■ **TASK TO COMPLETE**:
List each line of the data in which the string "below" appears.

■ **MATERIAL PROVIDED**:
※ ※ ※

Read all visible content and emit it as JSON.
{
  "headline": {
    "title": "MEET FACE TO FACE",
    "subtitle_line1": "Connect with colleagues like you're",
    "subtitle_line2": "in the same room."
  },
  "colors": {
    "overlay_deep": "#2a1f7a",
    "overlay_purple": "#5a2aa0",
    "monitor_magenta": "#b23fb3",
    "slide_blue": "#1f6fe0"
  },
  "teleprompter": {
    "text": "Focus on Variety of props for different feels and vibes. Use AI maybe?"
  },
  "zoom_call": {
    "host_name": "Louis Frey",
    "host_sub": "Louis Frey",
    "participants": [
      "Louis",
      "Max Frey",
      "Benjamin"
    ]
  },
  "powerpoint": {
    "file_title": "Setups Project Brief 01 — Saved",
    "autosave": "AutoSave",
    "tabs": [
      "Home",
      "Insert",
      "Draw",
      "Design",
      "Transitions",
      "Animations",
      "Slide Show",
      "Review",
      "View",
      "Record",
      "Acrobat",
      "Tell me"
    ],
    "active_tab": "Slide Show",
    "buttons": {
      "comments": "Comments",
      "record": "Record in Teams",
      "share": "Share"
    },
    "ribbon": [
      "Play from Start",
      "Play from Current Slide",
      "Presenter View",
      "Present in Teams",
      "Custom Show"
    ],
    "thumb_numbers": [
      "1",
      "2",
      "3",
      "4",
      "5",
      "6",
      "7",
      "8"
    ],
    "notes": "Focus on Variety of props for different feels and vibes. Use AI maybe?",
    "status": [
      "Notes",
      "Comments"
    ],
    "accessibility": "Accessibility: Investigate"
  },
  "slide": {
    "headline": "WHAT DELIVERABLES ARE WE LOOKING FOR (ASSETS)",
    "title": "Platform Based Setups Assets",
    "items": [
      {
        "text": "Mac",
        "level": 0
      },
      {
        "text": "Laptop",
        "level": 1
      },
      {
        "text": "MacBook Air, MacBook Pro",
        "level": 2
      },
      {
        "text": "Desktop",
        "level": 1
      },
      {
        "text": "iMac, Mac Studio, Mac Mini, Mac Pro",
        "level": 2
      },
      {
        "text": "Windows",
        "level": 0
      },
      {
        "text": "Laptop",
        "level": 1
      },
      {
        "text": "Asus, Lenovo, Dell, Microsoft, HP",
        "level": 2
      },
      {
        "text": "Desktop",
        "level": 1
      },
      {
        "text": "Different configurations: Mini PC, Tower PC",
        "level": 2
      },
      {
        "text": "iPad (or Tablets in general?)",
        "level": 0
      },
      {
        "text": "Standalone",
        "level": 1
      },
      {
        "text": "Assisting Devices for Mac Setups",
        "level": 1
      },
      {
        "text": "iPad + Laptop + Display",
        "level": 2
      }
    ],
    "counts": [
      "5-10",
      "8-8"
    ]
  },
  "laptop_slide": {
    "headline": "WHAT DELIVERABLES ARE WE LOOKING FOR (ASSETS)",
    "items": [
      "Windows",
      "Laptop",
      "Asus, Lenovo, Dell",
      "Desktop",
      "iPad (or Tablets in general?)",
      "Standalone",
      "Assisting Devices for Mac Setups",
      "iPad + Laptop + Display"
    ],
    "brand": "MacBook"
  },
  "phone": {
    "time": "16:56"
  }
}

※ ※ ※

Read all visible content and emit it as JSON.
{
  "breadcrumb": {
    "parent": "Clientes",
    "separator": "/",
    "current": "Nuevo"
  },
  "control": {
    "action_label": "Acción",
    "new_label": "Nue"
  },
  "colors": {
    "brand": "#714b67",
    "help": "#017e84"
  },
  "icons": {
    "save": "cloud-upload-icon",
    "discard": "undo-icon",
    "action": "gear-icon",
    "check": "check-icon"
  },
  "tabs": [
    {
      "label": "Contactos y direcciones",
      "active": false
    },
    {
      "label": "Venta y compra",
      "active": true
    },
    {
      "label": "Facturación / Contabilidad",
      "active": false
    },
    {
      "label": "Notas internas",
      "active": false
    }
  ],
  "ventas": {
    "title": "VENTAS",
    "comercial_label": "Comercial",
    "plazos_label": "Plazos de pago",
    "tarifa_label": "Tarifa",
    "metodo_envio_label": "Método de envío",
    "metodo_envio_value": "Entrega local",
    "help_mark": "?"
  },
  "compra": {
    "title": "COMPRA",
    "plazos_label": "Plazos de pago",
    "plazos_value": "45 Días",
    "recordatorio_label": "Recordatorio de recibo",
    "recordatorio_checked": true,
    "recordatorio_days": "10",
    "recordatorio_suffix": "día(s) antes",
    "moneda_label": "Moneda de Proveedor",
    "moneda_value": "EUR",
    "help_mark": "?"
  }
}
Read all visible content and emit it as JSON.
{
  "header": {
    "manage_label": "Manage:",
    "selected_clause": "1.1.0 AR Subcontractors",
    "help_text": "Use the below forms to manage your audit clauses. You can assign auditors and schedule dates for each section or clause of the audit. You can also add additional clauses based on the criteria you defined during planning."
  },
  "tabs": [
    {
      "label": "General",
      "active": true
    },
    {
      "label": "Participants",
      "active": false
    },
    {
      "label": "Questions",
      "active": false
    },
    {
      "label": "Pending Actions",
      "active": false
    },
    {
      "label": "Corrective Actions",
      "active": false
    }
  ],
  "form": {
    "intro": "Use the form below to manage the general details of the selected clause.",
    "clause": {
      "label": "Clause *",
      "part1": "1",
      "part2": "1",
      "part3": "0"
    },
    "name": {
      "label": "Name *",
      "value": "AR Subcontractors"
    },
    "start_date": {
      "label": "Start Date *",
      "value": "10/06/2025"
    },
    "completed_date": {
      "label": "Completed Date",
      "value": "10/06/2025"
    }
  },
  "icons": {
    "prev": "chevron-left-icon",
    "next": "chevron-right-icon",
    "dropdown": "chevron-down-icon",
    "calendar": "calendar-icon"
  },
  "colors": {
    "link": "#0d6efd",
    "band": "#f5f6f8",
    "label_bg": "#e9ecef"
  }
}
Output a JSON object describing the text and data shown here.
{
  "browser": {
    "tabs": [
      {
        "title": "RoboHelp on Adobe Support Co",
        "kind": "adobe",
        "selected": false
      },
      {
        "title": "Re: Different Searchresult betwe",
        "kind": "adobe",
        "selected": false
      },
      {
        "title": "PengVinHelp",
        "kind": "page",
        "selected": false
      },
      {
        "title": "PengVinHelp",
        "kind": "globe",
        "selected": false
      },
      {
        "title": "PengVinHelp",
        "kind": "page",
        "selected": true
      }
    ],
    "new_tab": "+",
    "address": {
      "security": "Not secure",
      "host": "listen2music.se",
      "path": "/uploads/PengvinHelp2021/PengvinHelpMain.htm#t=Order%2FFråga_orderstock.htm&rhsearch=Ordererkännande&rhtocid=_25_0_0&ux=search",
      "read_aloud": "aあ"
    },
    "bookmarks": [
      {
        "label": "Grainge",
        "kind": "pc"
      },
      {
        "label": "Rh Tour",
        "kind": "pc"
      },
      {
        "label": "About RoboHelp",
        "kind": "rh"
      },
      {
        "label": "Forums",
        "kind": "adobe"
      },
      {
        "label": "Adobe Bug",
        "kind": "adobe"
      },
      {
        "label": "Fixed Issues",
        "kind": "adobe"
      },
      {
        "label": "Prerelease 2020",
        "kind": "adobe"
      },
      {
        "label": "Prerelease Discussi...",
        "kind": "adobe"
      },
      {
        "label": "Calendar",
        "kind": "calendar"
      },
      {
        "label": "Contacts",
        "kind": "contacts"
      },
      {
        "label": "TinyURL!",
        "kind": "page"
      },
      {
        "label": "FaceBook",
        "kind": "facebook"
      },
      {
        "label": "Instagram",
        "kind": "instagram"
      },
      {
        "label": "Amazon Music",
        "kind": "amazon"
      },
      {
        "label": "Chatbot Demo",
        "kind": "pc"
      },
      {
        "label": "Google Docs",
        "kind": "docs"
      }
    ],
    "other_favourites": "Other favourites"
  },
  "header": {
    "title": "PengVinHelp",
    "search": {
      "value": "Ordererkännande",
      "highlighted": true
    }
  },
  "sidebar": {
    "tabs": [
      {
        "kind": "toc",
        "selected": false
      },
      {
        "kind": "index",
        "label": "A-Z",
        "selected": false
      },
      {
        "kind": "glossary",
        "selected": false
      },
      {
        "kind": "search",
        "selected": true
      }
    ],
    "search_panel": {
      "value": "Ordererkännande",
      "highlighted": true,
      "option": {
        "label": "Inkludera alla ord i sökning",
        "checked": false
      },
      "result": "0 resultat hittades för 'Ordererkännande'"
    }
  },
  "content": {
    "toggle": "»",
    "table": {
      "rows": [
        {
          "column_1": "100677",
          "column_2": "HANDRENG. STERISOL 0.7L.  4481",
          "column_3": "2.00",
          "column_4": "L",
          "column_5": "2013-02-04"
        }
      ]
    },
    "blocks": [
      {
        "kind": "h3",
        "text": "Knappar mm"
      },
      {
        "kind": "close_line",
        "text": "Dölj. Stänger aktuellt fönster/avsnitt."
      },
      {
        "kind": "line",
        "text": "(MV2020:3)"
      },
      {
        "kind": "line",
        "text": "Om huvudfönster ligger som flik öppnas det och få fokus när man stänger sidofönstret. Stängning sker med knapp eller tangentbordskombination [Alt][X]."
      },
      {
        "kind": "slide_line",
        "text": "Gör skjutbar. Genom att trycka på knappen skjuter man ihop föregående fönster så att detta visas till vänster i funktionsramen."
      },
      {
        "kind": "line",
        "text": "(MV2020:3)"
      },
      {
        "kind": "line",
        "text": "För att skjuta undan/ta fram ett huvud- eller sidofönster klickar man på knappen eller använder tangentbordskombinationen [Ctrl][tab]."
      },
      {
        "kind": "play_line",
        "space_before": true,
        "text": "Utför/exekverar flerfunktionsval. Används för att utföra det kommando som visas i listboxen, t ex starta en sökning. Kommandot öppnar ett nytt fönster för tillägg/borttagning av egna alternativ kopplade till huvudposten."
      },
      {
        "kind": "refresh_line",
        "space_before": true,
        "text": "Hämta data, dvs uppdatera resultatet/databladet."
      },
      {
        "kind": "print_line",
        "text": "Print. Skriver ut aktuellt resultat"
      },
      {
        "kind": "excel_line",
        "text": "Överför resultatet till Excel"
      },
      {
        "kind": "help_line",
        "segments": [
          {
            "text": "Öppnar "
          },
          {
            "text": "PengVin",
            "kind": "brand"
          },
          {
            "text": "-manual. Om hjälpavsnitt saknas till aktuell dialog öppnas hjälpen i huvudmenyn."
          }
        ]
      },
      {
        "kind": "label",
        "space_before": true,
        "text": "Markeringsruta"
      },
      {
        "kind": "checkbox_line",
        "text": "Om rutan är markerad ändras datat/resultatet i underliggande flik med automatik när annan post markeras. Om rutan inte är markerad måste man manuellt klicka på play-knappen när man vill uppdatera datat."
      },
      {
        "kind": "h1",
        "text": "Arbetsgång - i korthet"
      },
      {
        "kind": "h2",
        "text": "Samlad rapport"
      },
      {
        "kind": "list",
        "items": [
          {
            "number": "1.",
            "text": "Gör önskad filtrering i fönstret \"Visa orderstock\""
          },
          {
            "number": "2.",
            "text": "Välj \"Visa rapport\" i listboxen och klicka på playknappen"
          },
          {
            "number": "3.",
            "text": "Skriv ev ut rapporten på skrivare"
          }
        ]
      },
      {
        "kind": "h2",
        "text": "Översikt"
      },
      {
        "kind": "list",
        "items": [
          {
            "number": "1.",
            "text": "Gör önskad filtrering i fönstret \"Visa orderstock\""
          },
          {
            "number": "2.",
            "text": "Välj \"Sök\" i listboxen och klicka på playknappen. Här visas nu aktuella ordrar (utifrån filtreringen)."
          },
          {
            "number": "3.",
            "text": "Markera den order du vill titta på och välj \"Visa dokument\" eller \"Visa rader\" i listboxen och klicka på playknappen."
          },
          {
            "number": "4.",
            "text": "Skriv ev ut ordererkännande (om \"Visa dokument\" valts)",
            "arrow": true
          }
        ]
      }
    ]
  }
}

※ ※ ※

■ **EXERCISE RESULT**:
    "help_text": "Use the below forms to manage your audit clauses. You can assign auditors and schedule dates for each section or clause of the audit. You can also add additional clauses based on the criteria you defined during planning."
    "intro": "Use the form below to manage the general details of the selected clause.",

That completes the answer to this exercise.